** YOUR ASSIGNMENT **
Go through the lines below and copy each one that holds the string "JSON".

(DATA FOR PROCESSING begins)

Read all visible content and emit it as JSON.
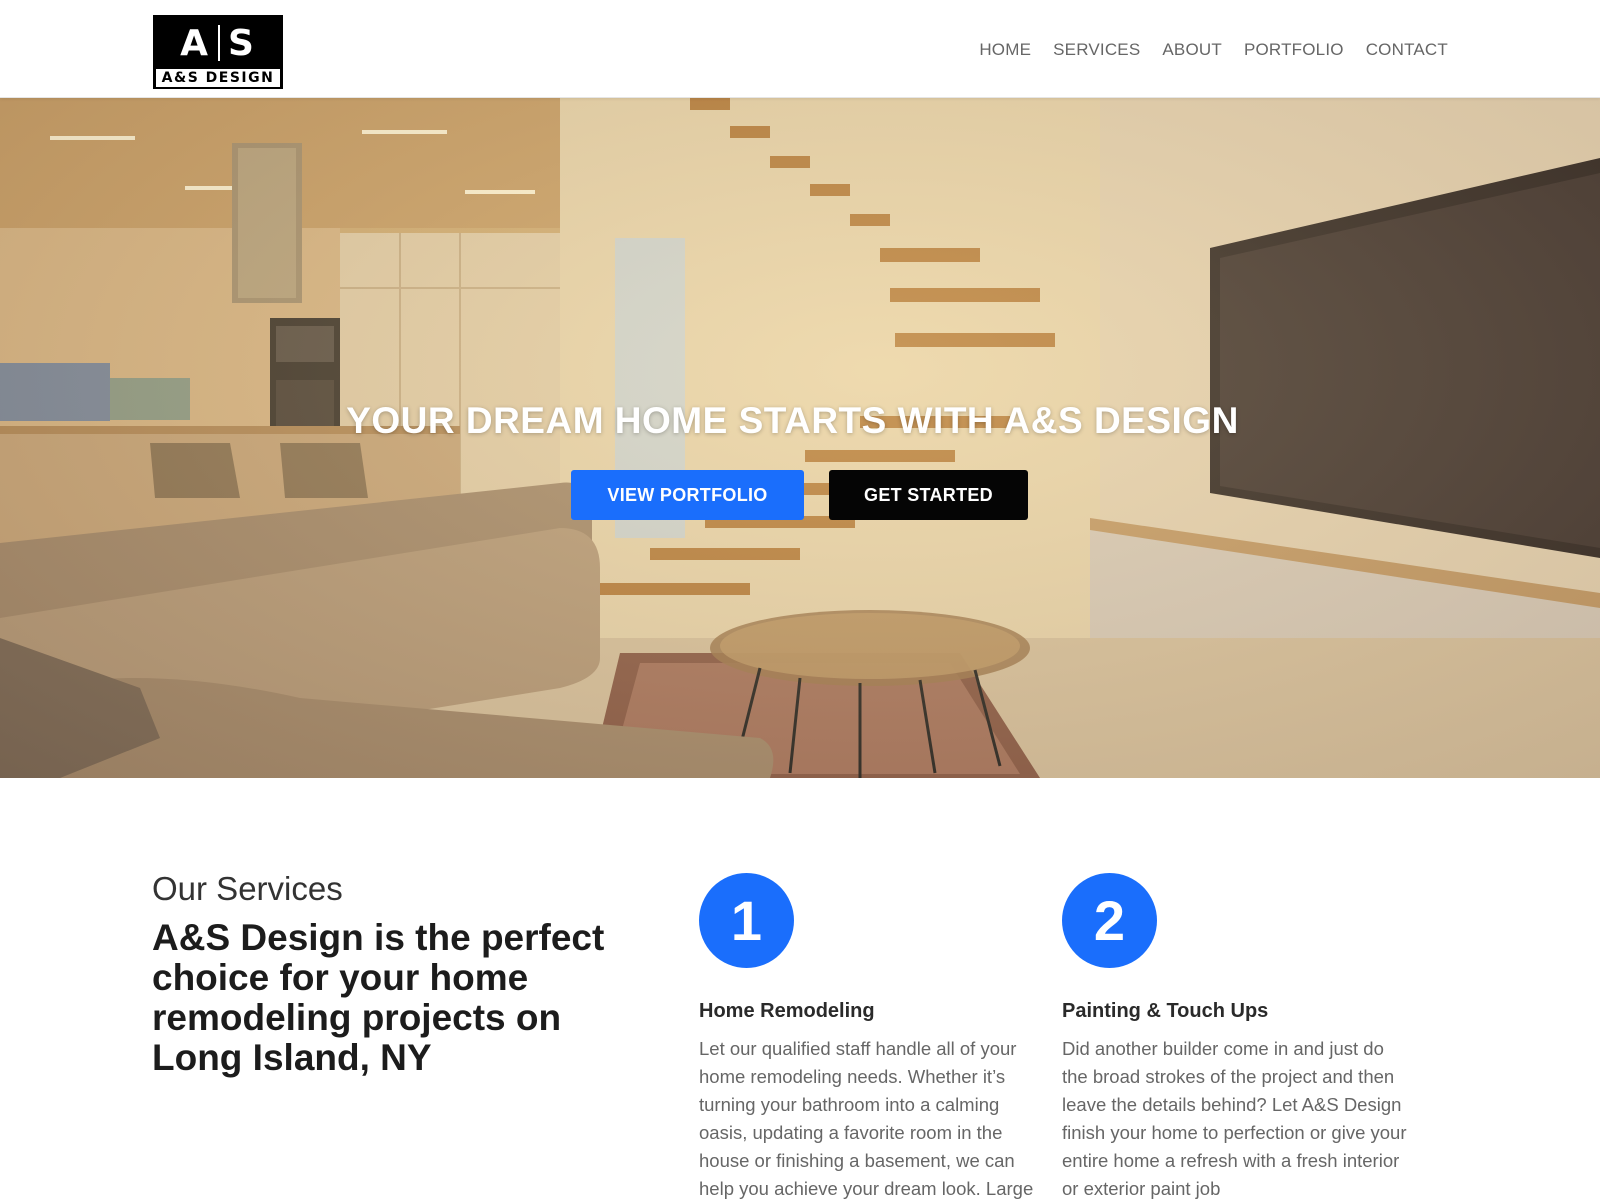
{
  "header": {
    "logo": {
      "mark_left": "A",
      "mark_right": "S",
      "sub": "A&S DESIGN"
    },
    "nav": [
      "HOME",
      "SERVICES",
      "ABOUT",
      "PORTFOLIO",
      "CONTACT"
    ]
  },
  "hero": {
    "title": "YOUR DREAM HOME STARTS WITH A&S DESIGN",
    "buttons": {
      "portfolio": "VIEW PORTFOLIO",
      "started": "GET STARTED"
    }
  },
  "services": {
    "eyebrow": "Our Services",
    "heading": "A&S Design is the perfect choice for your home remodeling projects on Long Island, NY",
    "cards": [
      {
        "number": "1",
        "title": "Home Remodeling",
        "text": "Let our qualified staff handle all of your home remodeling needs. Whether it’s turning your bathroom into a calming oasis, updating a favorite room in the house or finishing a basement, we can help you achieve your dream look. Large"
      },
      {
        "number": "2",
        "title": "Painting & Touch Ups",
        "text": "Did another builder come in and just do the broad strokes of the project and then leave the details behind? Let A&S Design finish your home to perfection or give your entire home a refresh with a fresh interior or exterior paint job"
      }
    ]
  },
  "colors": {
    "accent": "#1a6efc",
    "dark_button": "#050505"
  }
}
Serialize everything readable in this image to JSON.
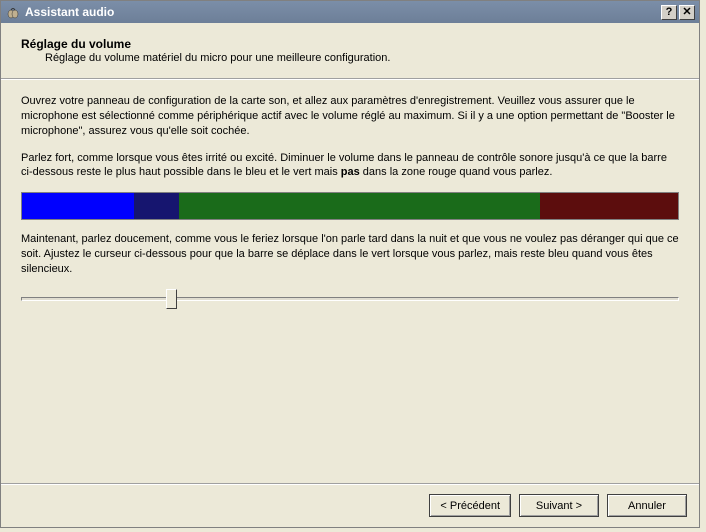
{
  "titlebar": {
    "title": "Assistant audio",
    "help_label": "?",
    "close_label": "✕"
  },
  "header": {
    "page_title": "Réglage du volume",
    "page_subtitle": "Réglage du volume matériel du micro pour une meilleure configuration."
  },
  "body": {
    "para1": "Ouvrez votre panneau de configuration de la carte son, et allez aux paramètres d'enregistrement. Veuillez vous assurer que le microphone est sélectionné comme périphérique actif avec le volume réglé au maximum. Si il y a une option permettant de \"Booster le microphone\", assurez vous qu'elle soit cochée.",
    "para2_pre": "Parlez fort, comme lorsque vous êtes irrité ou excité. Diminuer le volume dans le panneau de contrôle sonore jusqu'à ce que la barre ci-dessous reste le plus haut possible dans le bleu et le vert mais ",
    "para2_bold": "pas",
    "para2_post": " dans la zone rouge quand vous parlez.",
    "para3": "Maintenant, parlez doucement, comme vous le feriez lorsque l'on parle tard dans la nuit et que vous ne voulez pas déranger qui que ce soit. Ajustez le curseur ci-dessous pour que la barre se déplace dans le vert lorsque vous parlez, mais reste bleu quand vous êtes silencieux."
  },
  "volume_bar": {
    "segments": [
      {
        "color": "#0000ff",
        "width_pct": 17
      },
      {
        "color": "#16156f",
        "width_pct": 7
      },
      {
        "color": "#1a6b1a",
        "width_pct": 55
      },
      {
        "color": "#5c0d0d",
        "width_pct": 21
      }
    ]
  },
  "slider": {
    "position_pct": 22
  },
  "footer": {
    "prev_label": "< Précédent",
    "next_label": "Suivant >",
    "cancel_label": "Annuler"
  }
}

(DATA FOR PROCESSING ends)
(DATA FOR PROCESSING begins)

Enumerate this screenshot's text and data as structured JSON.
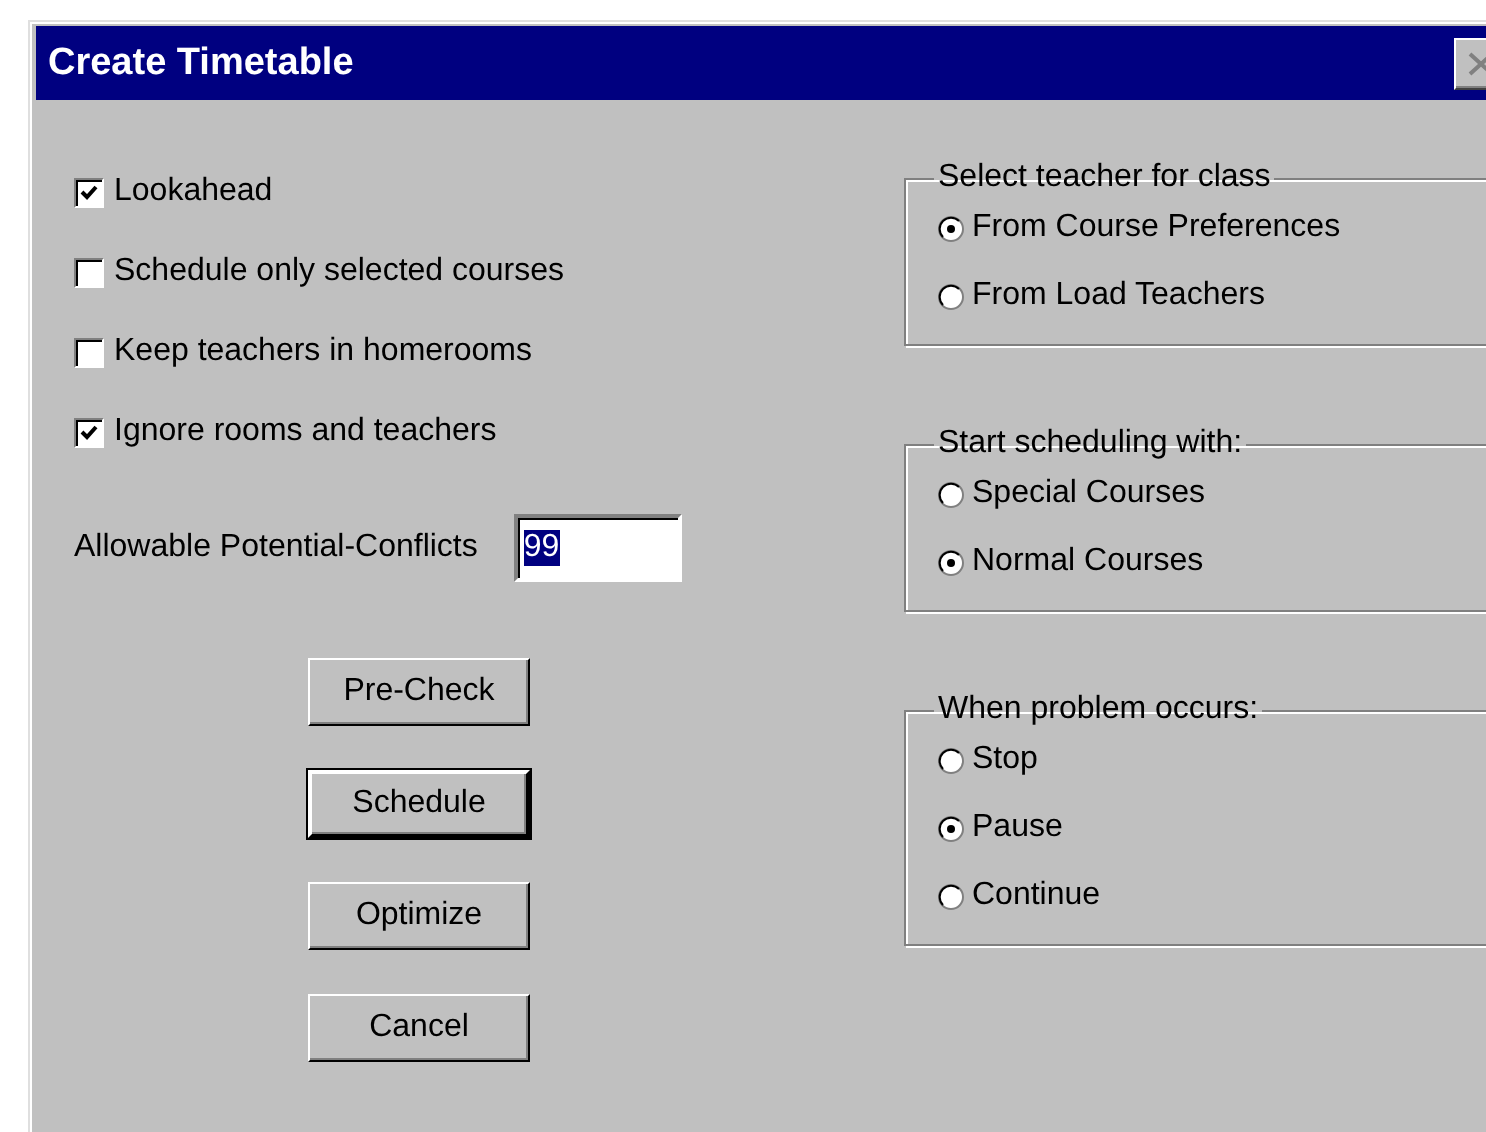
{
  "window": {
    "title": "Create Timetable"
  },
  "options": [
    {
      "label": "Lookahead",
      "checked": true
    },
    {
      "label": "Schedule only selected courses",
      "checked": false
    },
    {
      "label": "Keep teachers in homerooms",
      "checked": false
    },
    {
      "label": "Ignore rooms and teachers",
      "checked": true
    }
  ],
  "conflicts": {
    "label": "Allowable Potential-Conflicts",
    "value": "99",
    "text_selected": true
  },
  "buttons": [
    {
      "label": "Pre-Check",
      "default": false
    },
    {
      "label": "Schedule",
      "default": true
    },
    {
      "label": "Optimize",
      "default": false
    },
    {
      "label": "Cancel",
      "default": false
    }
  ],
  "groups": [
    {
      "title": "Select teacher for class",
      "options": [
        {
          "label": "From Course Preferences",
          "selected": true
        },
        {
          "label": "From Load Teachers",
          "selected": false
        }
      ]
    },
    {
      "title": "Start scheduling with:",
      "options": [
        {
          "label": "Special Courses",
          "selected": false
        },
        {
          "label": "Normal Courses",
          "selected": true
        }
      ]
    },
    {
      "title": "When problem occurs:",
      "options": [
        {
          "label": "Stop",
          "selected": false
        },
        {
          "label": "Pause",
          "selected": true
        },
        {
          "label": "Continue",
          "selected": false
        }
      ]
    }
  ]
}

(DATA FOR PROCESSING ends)

** RESULT BELOW **
Read all visible content and emit it as JSON.
Serialize everything readable in this image to JSON.
Enumerate this screenshot's text and data as structured JSON.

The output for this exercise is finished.